Fundamental Review of Business Rates in England concludes

Key Business Rates headlines include a move to three yearly revaluations and a discount of up to 50 percent for retail, hospitality, and leisure.

Key Business Rates headlines include a move to three yearly revaluations and a discount.

The Government has concluded its fundamental review of Business Rates in England, with the 26-page Final Report published on Budget Day. The Final Report reaffirms the importance of Business Rates and its central role in the tax system. The tax is therefore retained but will be reformed to make it “fairer and timelier”. The reforms include more frequent revaluations as well as new discounts and reliefs. The Government estimates that the reforms represent the biggest rate cut for 30 years (excluding the COVID-19 reliefs). The Government is still weighing up the pros and cons of introducing an online sales tax (OST) and has confirmed that a separate consultation on this will be published soon. This is expected to generate significant interest and debate across the retail community.

Headline changes set out in the Final Report include:

  • Revaluations will now take place every three years, rather than every five years. This will start from the April 2023 revaluation. Whilst there was widespread support for having a shorter Antecedent Valuation Date (or ‘AVD’ – which is the period between the revaluation date and the date at which market rental values are assessed), this will remain as two years for the time being, such that the AVD for the 2023 revaluation is April 2021. Both the length of the AVD and the periodicity of revaluations may be shortened further in future, signaling a trend towards business rates responding more quickly to fluctuating market and economic trends;
  • The planned increase in the multiplier next year is cancelled. Instead, the multiplier will be frozen at the 2021/22 level;
  • A 50 percent discount for small retail, hospitality and leisure businesses will be implemented - up to a maximum of £110,000 for 2022/23. This discount takes effect immediately which will be particularly welcome news for smaller businesses still feeling the impact of the pandemic as well as increasing competition from online retailers. However, it will not help large legacy retailers who are most likely to have excess physical space;
  • Changes to the way relief is applied for investments in renewable energy and storage, with new investment relief for green technologies like solar panels applying from 2023 to 2035, regardless of whether the installations are for a businesses’ own use or for onward sale;
  • In order to avoid disincentivizing investments in property, the Government is introducing a 100 percent improvement relief for property improvements for one year e.g., an office adding new air conditioning. This will start in 2023 and continue until a review in 2028;
  • The Government has pledged £0.5 billion additional funding for the Valuation Office Agency (VoA) – to cover the additional resourcing needs arising from the increased frequency of valuations, a move towards digitalisation of business rates and increased transparency and guidance around the approach to valuations by the VoA; and
  • Backward looking appeals of past revaluations will transition to being limited to the ‘life of the list’ from 2026 i.e., from 2026 the end of each list will be set as the statutory deadline for the VoA to resolve challenges.

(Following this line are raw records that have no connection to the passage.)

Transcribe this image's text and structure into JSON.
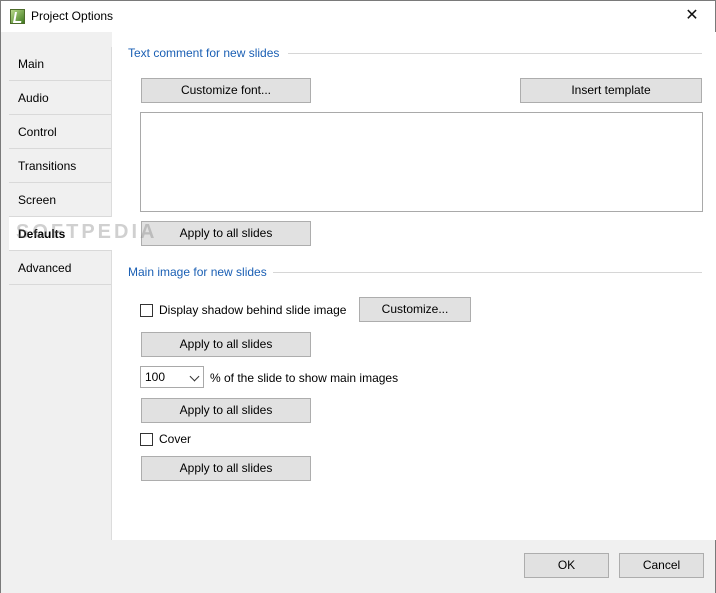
{
  "window": {
    "title": "Project Options",
    "close_glyph": "✕"
  },
  "sidebar": {
    "items": [
      {
        "label": "Main"
      },
      {
        "label": "Audio"
      },
      {
        "label": "Control"
      },
      {
        "label": "Transitions"
      },
      {
        "label": "Screen"
      },
      {
        "label": "Defaults",
        "active": true
      },
      {
        "label": "Advanced"
      }
    ]
  },
  "text_comment": {
    "group_label": "Text comment for new slides",
    "customize_font_label": "Customize font...",
    "insert_template_label": "Insert template",
    "comment_value": "",
    "apply_label": "Apply to all slides"
  },
  "main_image": {
    "group_label": "Main image for new slides",
    "shadow_label": "Display shadow behind slide image",
    "shadow_checked": false,
    "customize_label": "Customize...",
    "apply_shadow_label": "Apply to all slides",
    "size_value": "100",
    "size_suffix": "% of the slide to show main images",
    "apply_size_label": "Apply to all slides",
    "cover_label": "Cover",
    "cover_checked": false,
    "apply_cover_label": "Apply to all slides"
  },
  "footer": {
    "ok_label": "OK",
    "cancel_label": "Cancel"
  },
  "watermark": "SOFTPEDIA"
}
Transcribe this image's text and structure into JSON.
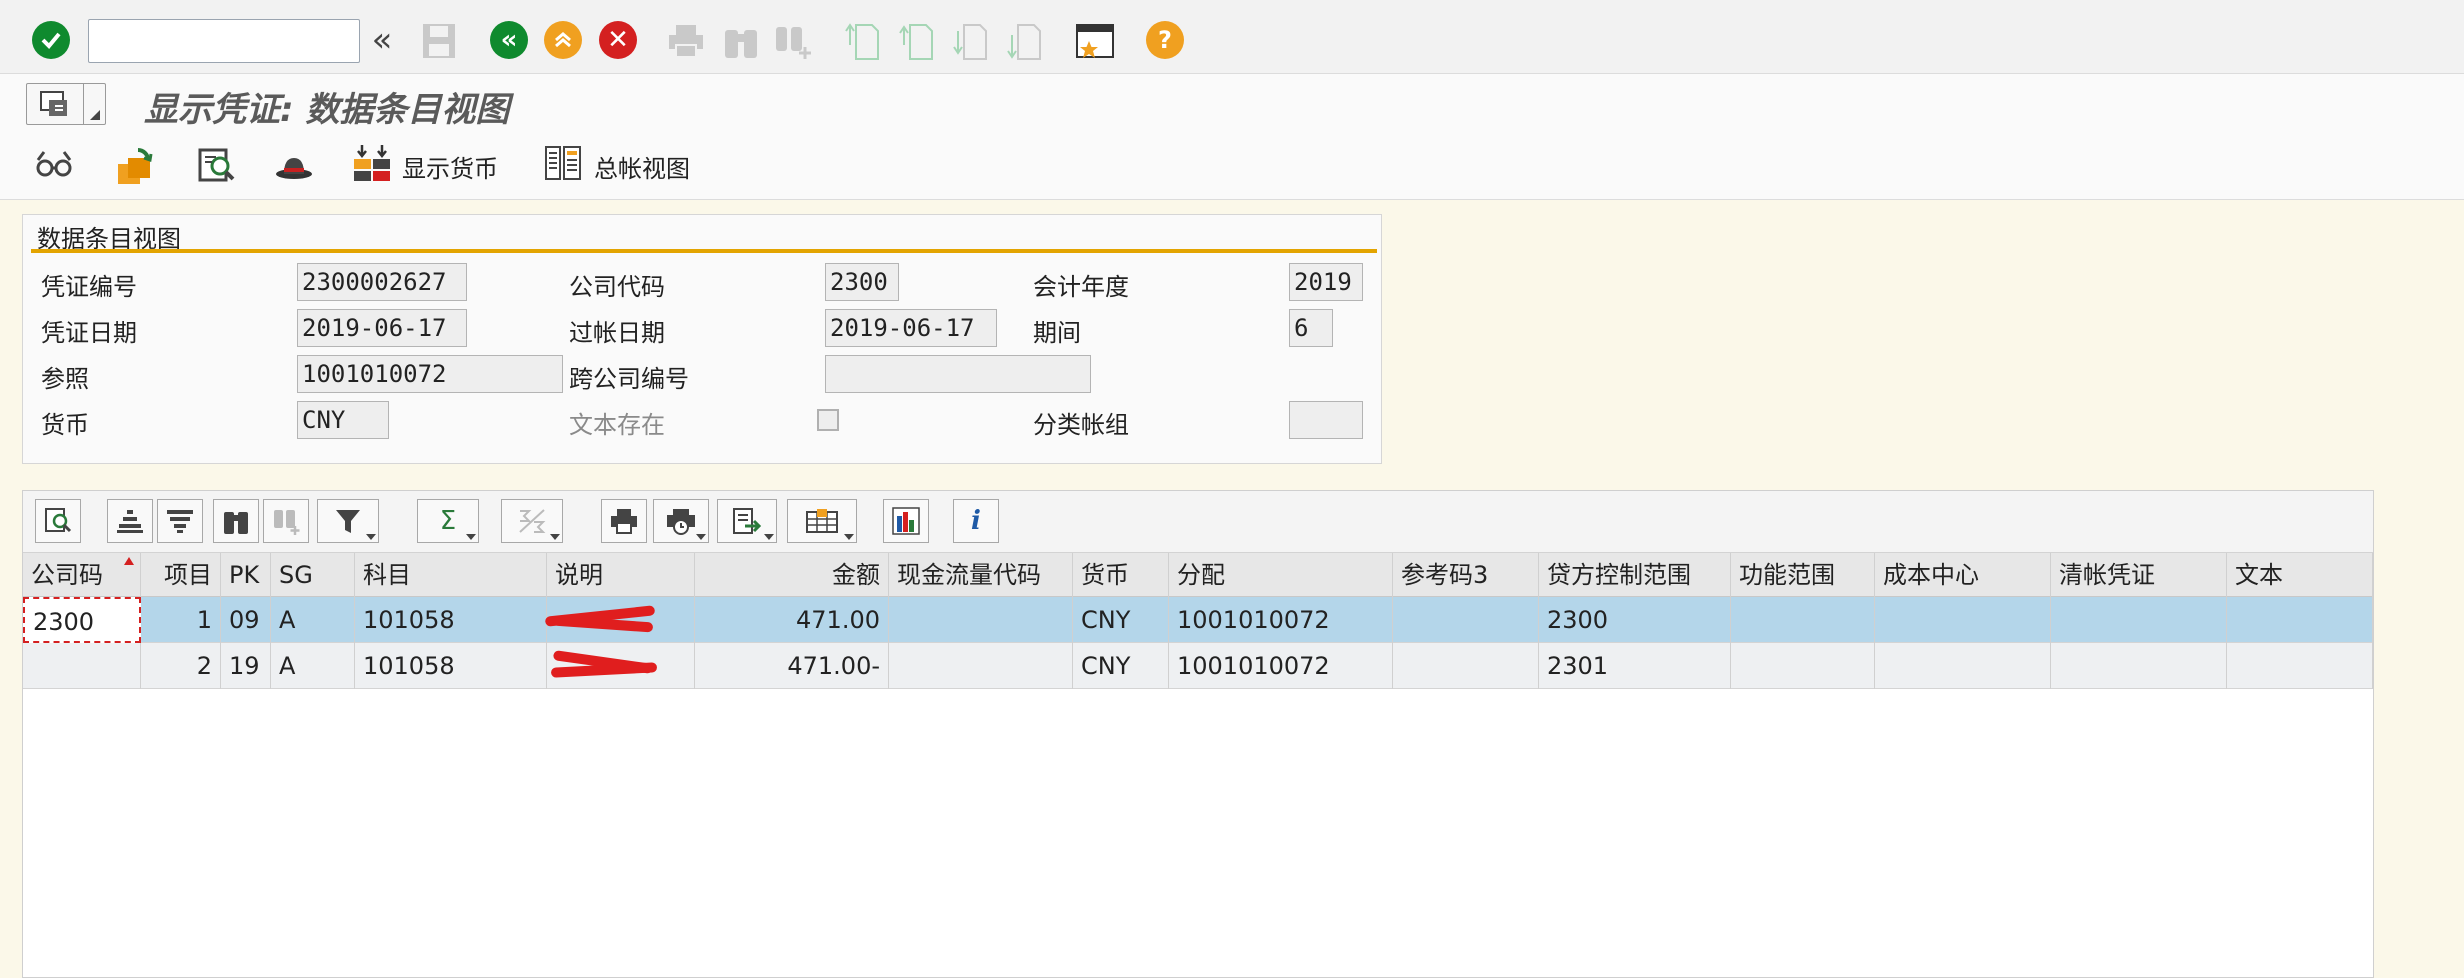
{
  "toolbar": {
    "command_value": "",
    "icons": [
      "enter-icon",
      "back-history-icon",
      "save-icon",
      "back-icon",
      "exit-icon",
      "cancel-icon",
      "print-icon",
      "find-icon",
      "find-next-icon",
      "first-page-icon",
      "previous-page-icon",
      "next-page-icon",
      "last-page-icon",
      "new-session-icon",
      "help-icon"
    ],
    "colors": {
      "ok": "#0f8a2e",
      "back": "#0f8a2e",
      "exit": "#f0a020",
      "cancel": "#d42020",
      "help": "#f0a020"
    }
  },
  "title": "显示凭证: 数据条目视图",
  "app_toolbar": {
    "display_currency": "显示货币",
    "gl_view": "总帐视图"
  },
  "header": {
    "section_title": "数据条目视图",
    "doc_number": {
      "label": "凭证编号",
      "value": "2300002627"
    },
    "company_code": {
      "label": "公司代码",
      "value": "2300"
    },
    "fiscal_year": {
      "label": "会计年度",
      "value": "2019"
    },
    "doc_date": {
      "label": "凭证日期",
      "value": "2019-06-17"
    },
    "posting_date": {
      "label": "过帐日期",
      "value": "2019-06-17"
    },
    "period": {
      "label": "期间",
      "value": "6"
    },
    "reference": {
      "label": "参照",
      "value": "1001010072"
    },
    "cross_company": {
      "label": "跨公司编号",
      "value": ""
    },
    "currency": {
      "label": "货币",
      "value": "CNY"
    },
    "text_exists": {
      "label": "文本存在",
      "checked": false
    },
    "ledger_group": {
      "label": "分类帐组",
      "value": ""
    }
  },
  "grid": {
    "toolbar_icons": [
      "details-icon",
      "sort-ascending-icon",
      "sort-descending-icon",
      "find-icon",
      "find-next-icon",
      "filter-icon",
      "sum-icon",
      "subtotal-icon",
      "print-icon",
      "views-icon",
      "export-icon",
      "layout-icon",
      "graphic-icon",
      "info-icon"
    ],
    "sum_symbol": "Σ",
    "info_symbol": "i",
    "columns": [
      "公司码",
      "项目",
      "PK",
      "SG",
      "科目",
      "说明",
      "金额",
      "现金流量代码",
      "货币",
      "分配",
      "参考码3",
      "贷方控制范围",
      "功能范围",
      "成本中心",
      "清帐凭证",
      "文本"
    ],
    "rows": [
      {
        "company": "2300",
        "item": "1",
        "pk": "09",
        "sg": "A",
        "account": "101058",
        "description": "",
        "amount": "471.00",
        "cashflow": "",
        "currency": "CNY",
        "assignment": "1001010072",
        "ref3": "",
        "credit_control": "2300",
        "func_area": "",
        "cost_center": "",
        "clearing_doc": "",
        "text": ""
      },
      {
        "company": "",
        "item": "2",
        "pk": "19",
        "sg": "A",
        "account": "101058",
        "description": "",
        "amount": "471.00-",
        "cashflow": "",
        "currency": "CNY",
        "assignment": "1001010072",
        "ref3": "",
        "credit_control": "2301",
        "func_area": "",
        "cost_center": "",
        "clearing_doc": "",
        "text": ""
      }
    ]
  }
}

The Final Report has not concluded on the issue of whether an OST should be implemented. It has noted some difficulties with an OST – in particular the possibility that it would simply be passed on to consumers and the potential arbitrary nature of decisions around those activities deemed to be ‘online’ and therefore taxable or not. As a result, there will be a separate consultation, which is expected shortly.

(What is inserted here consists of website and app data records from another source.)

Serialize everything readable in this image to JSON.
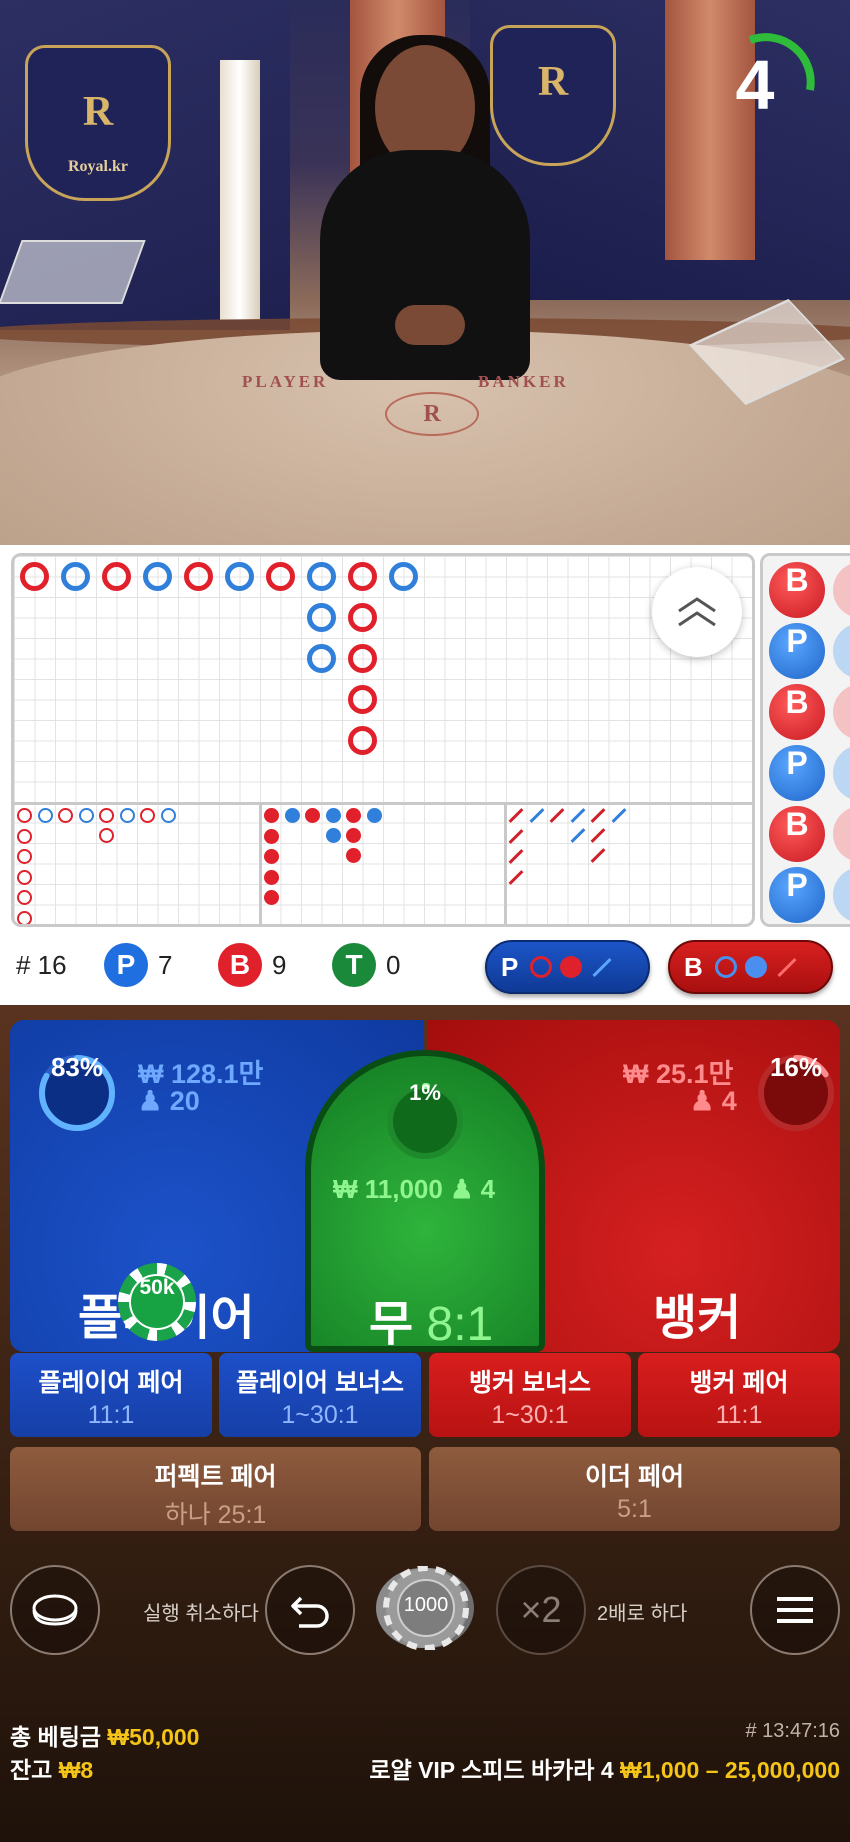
{
  "stream": {
    "countdown": "4",
    "countdown_fraction": 0.25,
    "brand_text": "Royal.kr",
    "table_label_player": "PLAYER",
    "table_label_banker": "BANKER"
  },
  "roadmap": {
    "round_number": "# 16",
    "player": {
      "letter": "P",
      "count": "7"
    },
    "banker": {
      "letter": "B",
      "count": "9"
    },
    "tie": {
      "letter": "T",
      "count": "0"
    },
    "player_predict": {
      "letter": "P"
    },
    "banker_predict": {
      "letter": "B"
    },
    "bead_column": [
      "B",
      "P",
      "B",
      "P",
      "B",
      "P"
    ]
  },
  "bets": {
    "player": {
      "label": "플레이어",
      "amount": "₩ 128.1만",
      "bettors": "20",
      "percent": "83%",
      "percent_value": 83
    },
    "banker": {
      "label": "뱅커",
      "amount": "₩ 25.1만",
      "bettors": "4",
      "percent": "16%",
      "percent_value": 16
    },
    "tie": {
      "label": "무",
      "odds": "8:1",
      "amount": "₩ 11,000",
      "bettors": "4",
      "percent": "1%",
      "percent_value": 1
    },
    "placed_chip": "50k",
    "side_bets": [
      {
        "name": "플레이어 페어",
        "odds": "11:1"
      },
      {
        "name": "플레이어 보너스",
        "odds": "1~30:1"
      },
      {
        "name": "뱅커 보너스",
        "odds": "1~30:1"
      },
      {
        "name": "뱅커 페어",
        "odds": "11:1"
      }
    ],
    "pair_bets": [
      {
        "name": "퍼펙트 페어",
        "odds": "하나 25:1"
      },
      {
        "name": "이더 페어",
        "odds": "5:1"
      }
    ]
  },
  "controls": {
    "undo_label": "실행 취소하다",
    "chip_value": "1000",
    "double_symbol": "×2",
    "double_label": "2배로 하다"
  },
  "footer": {
    "total_bet_label": "총 베팅금",
    "total_bet_value": "₩50,000",
    "balance_label": "잔고",
    "balance_value": "₩8",
    "round_id": "# 13:47:16",
    "table_name": "로얄 VIP 스피드 바카라 4",
    "limits": "₩1,000 – 25,000,000"
  },
  "colors": {
    "player": "#1f5bd0",
    "banker": "#d01a1a",
    "tie": "#1d9a2e",
    "highlight": "#f4c418"
  }
}
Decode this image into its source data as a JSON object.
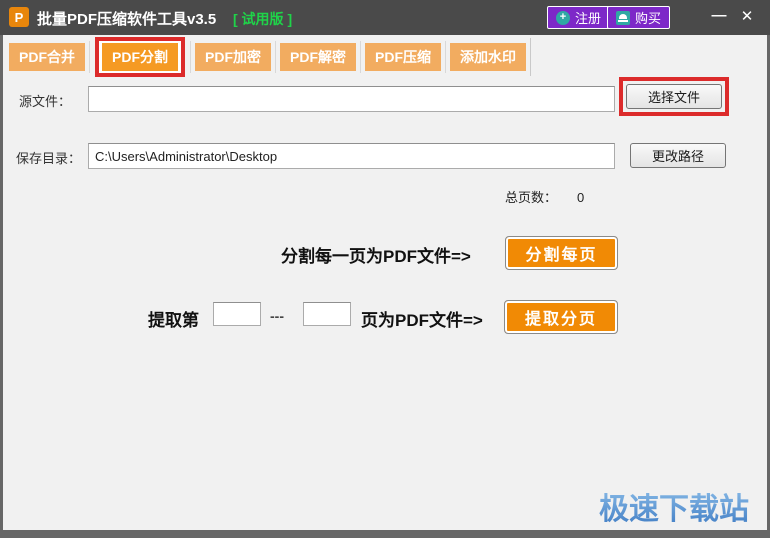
{
  "window": {
    "title": "批量PDF压缩软件工具v3.5",
    "trial_badge": "[ 试用版 ]",
    "app_icon_letter": "P",
    "register_label": "注册",
    "buy_label": "购买",
    "minimize_glyph": "—",
    "close_glyph": "✕"
  },
  "tabs": [
    {
      "label": "PDF合并",
      "active": false
    },
    {
      "label": "PDF分割",
      "active": true
    },
    {
      "label": "PDF加密",
      "active": false
    },
    {
      "label": "PDF解密",
      "active": false
    },
    {
      "label": "PDF压缩",
      "active": false
    },
    {
      "label": "添加水印",
      "active": false
    }
  ],
  "form": {
    "source_label": "源文件：",
    "source_value": "",
    "choose_file_button": "选择文件",
    "save_dir_label": "保存目录：",
    "save_dir_value": "C:\\Users\\Administrator\\Desktop",
    "change_path_button": "更改路径",
    "total_pages_label": "总页数：",
    "total_pages_value": "0",
    "split_caption": "分割每一页为PDF文件=>",
    "split_button": "分割每页",
    "extract_prefix": "提取第",
    "range_separator": "---",
    "extract_from_value": "",
    "extract_to_value": "",
    "extract_suffix": "页为PDF文件=>",
    "extract_button": "提取分页"
  },
  "watermark": "极速下载站",
  "colors": {
    "titlebar_gray": "#4A4A4A",
    "tab_inactive_orange": "#F2AC60",
    "tab_active_orange": "#F59A23",
    "action_button_orange": "#F18A05",
    "annotation_red": "#DC2B2B",
    "titlebar_button_purple": "#7D28C8",
    "trial_green": "#1FD349",
    "watermark_blue": "#5695D3",
    "icon_teal": "#2FA8A4"
  }
}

If you would like to discuss the impact the changes to business rates will have for your business please contact Stella Deakin, George Hay or Kate Allen, specialists from our Regulatory Finance team.